It was early morning and Tiffany and Joe Palowski were worried. Their son, Michael, was undergoing a magnetic resonance imaging (MRI) scan to determine the cause of his excruciating headache. The test — only expected to take about 45 minutes — now approached the two-hour mark. “They had to have found something,” Tiffany said as her panic rose. “I know they did.”
About 10 days earlier, Michael had gotten sick, vomiting so intensely that he began throwing up blood. The 6-year-old had spent a week in a local hospital with a suspected case of norovirus before being sent home. But then he’d developed a headache that wouldn’t clear up. Thinking he might have a migraine, the family returned to the same hospital in Connecticut. But now they wondered if more than a migraine was in play.
More than a migraine
Tiffany’s fears were confirmed when doctors explained that the MRI had revealed a pea-sized hemorrhage from a mass in Michael’s brain. The good news, they said, was that these masses of small blood vessels — known as cavernous malformations — don’t usually bleed again right away. But two days later, the pattern of illness started all over again. The malformation had bled again in just 48 hours.
Although Michael’s physicians initially recommended surgery within a few days, they soon changed their minds. Now it was unclear what the treatment would be. “It was like living in a Peanuts cartoon where you can’t understand what the adults are saying,” says Tiffany. “We had so many questions: ‘Does he need surgery or not? Will he live a normal life?’ I didn’t know if I was overreacting.”
Concern and confusion
Although his doctors assured her that Michael would be fine, Tiffany’s gut told her something was amiss. Now, she wasn’t just concerned about taking him on a planned trip to Disneyworld in a couple of months. She was terrified to leave the hospital with him at all. And for good reason — just a couple of days later, Michael was lying on the couch at home when he stared into space, lost in what appeared to be a seizure. Still, his doctors suggested just waiting things out. “I felt helpless,” says Tiffany. “I couldn’t help my son because I couldn’t get answers myself.”
Equally frustrated, the family’s pediatrician recommended that they get a second opinion from the Cerebrovascular Surgery and Interventions Center at Boston Children’s Hospital.
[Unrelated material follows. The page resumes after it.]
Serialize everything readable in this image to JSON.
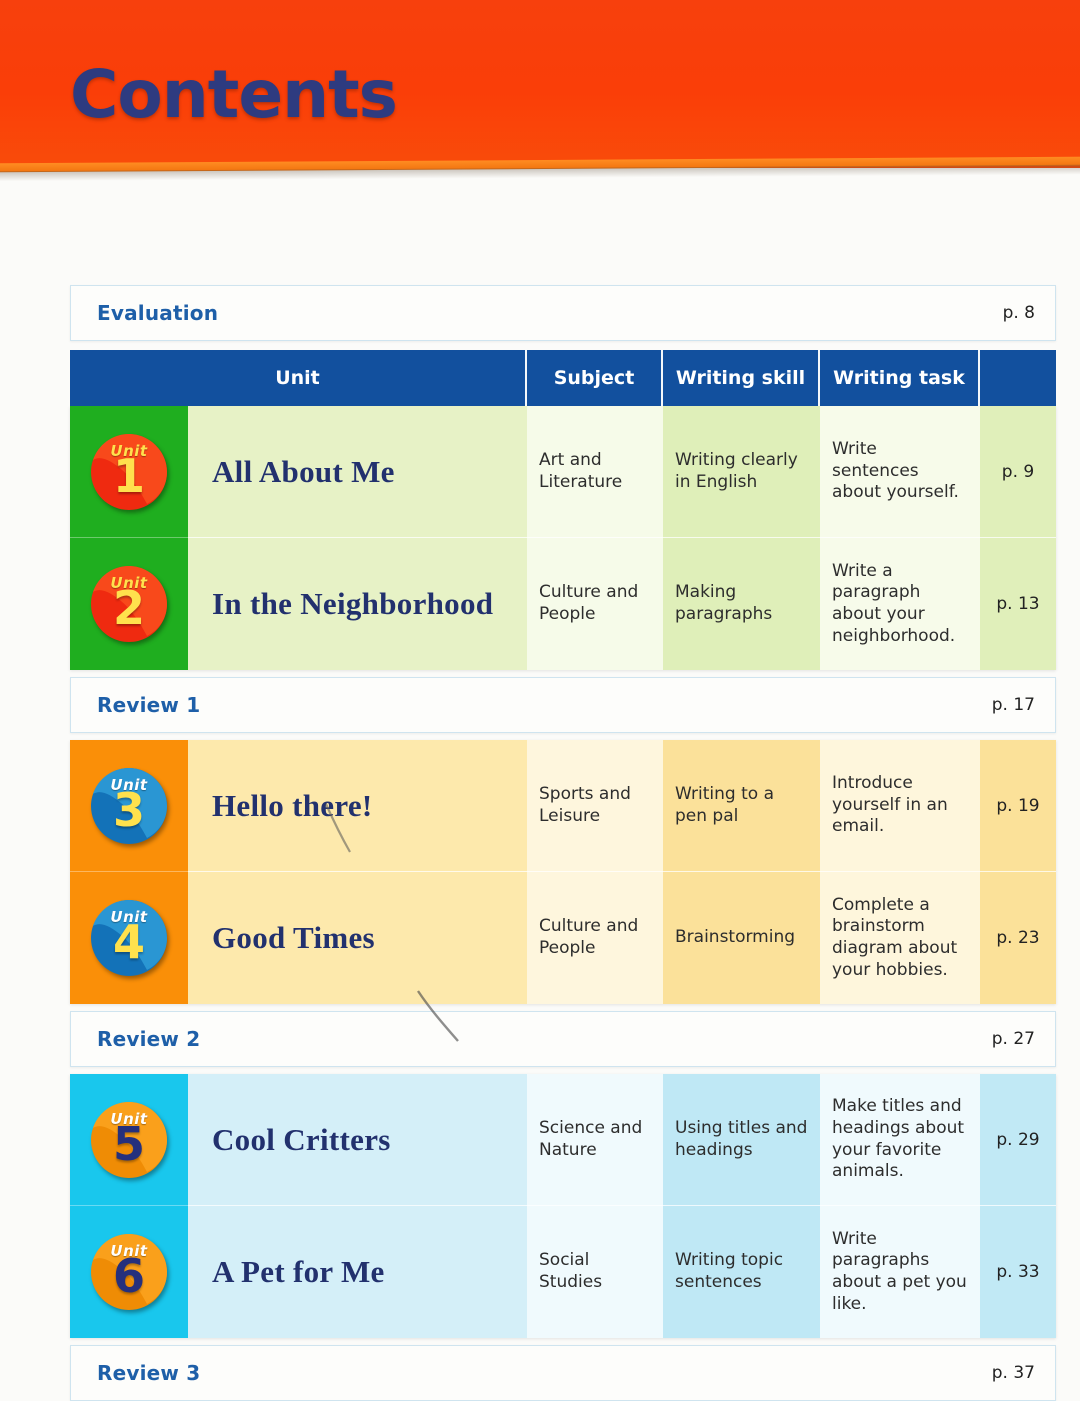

They were understandably nervous when they arrived to meet with Dr. Edward Smith, but were relieved when he instantly put Michael at ease with some jokes. “He kidded around with Michael and is very down-to-earth, but it was clear that he’s also very professional and took everything really seriously,” says Tiffany. “We were comfortable because Michael was comfortable.”
Trusting her gut
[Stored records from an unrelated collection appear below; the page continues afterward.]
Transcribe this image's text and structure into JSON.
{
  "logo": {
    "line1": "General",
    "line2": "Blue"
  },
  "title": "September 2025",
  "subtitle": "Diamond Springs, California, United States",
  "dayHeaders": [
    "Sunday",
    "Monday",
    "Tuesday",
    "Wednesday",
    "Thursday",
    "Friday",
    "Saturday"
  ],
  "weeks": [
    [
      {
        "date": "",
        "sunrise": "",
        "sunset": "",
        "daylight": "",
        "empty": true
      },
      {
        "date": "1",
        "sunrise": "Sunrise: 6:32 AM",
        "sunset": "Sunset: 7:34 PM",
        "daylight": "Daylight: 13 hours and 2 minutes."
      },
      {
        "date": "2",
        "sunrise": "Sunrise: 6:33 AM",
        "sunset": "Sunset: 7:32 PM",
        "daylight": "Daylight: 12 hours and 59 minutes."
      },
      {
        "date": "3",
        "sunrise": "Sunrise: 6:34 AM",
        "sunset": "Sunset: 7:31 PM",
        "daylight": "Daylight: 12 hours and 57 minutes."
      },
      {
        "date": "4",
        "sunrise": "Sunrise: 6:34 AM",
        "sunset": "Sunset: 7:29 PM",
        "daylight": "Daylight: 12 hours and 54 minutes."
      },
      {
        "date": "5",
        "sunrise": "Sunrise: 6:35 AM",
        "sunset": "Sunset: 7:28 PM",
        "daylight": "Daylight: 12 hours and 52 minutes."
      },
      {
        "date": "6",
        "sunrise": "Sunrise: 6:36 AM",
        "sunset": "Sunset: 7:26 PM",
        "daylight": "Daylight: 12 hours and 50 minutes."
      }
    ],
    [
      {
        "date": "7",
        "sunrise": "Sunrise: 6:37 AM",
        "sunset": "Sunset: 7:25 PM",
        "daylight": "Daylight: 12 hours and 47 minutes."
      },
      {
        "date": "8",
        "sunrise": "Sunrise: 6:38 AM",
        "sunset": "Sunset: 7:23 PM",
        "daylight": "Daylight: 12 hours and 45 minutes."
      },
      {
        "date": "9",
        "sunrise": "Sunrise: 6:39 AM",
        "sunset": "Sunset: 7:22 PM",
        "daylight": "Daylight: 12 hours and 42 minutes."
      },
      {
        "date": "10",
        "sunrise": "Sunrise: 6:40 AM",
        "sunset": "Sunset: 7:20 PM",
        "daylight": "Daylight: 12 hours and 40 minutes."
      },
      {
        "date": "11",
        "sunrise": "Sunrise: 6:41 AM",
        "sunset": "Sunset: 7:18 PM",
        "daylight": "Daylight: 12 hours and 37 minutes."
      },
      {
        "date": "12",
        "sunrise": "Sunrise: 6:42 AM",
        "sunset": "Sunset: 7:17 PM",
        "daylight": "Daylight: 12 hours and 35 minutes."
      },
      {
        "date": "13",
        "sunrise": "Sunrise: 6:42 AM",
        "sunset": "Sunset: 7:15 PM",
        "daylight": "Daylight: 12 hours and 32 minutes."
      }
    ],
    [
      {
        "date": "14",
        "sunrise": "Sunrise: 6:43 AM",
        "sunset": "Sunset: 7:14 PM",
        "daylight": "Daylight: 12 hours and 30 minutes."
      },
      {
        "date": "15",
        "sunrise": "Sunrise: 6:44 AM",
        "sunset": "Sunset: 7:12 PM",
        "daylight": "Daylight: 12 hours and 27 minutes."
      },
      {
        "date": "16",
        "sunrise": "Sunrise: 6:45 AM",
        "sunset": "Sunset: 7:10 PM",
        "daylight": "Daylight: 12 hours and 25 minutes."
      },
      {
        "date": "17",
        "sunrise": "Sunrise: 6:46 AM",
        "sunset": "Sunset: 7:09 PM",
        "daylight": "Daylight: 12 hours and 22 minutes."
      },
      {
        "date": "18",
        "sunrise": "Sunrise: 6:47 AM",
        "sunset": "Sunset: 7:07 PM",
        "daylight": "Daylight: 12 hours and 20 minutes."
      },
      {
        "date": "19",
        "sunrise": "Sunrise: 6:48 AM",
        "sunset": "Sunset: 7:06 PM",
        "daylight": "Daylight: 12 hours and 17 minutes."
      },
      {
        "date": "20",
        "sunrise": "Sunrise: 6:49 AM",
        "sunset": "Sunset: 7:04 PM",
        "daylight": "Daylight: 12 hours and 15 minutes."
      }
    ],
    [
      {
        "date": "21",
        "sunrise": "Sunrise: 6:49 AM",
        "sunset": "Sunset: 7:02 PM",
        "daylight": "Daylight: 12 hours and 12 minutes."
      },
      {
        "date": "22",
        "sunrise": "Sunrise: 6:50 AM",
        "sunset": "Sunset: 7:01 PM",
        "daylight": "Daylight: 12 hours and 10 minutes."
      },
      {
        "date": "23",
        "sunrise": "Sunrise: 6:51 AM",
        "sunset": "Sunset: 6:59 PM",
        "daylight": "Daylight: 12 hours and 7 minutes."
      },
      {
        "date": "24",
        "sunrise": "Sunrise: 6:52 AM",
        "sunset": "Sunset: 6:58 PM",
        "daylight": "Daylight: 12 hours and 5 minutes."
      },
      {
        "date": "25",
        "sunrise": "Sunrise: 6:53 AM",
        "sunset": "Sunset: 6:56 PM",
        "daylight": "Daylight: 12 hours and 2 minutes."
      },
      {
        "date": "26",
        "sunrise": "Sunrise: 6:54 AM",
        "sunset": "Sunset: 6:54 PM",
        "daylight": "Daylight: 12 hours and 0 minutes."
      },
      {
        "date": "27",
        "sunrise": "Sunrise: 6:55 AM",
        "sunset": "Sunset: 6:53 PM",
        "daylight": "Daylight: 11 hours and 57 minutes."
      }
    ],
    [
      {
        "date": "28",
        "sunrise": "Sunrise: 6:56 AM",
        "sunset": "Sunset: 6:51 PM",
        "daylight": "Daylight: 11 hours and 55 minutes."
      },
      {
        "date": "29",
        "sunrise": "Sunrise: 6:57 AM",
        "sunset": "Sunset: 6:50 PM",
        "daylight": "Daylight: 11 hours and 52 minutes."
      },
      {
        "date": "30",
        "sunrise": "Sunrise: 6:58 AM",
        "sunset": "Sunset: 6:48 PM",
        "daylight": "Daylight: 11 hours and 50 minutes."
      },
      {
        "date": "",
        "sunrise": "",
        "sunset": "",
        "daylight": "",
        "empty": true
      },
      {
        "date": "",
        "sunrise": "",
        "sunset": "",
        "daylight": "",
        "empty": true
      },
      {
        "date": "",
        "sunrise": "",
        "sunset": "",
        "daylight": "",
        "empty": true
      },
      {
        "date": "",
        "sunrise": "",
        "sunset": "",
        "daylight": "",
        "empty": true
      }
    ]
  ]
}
The Palowskis were further heartened when Dr. Smith confirmed that Michael would need surgery — and that he would recommend it if his own child was in the same situation. “We finally had answers. I knew I wasn’t crazy,” says Tiffany. “We are forever indebted to him.” Once Dr. Smith had reassured Michael that he would not have to cut his head off to perform the procedure — a natural concern for any little kid — it was time to take the next step.
In the months following his successful surgery, Michael is getting back his spark. About to enter first grade, he’s eager to get back to playing baseball and being a NASCAR super-fan. When asked what he did over his summer vacation, he proudly answers, “I had brain surgery.” And his little brother, Will, thinks his scar is “the coolest boo-boo.”
As his parents reflect on their journey, one message stands out to them. “It’s about intuition and the belief that if you keep looking for answers, you’ll find them,” explains Tiffany. For her family, Boston Children’s had the answers they needed. “I hope I never have to refer anyone else to a pediatric neurosurgeon,” she says. “But if I have to, I know an amazing one.”
Learn about the Cerebrovascular Surgery and Interventions Center.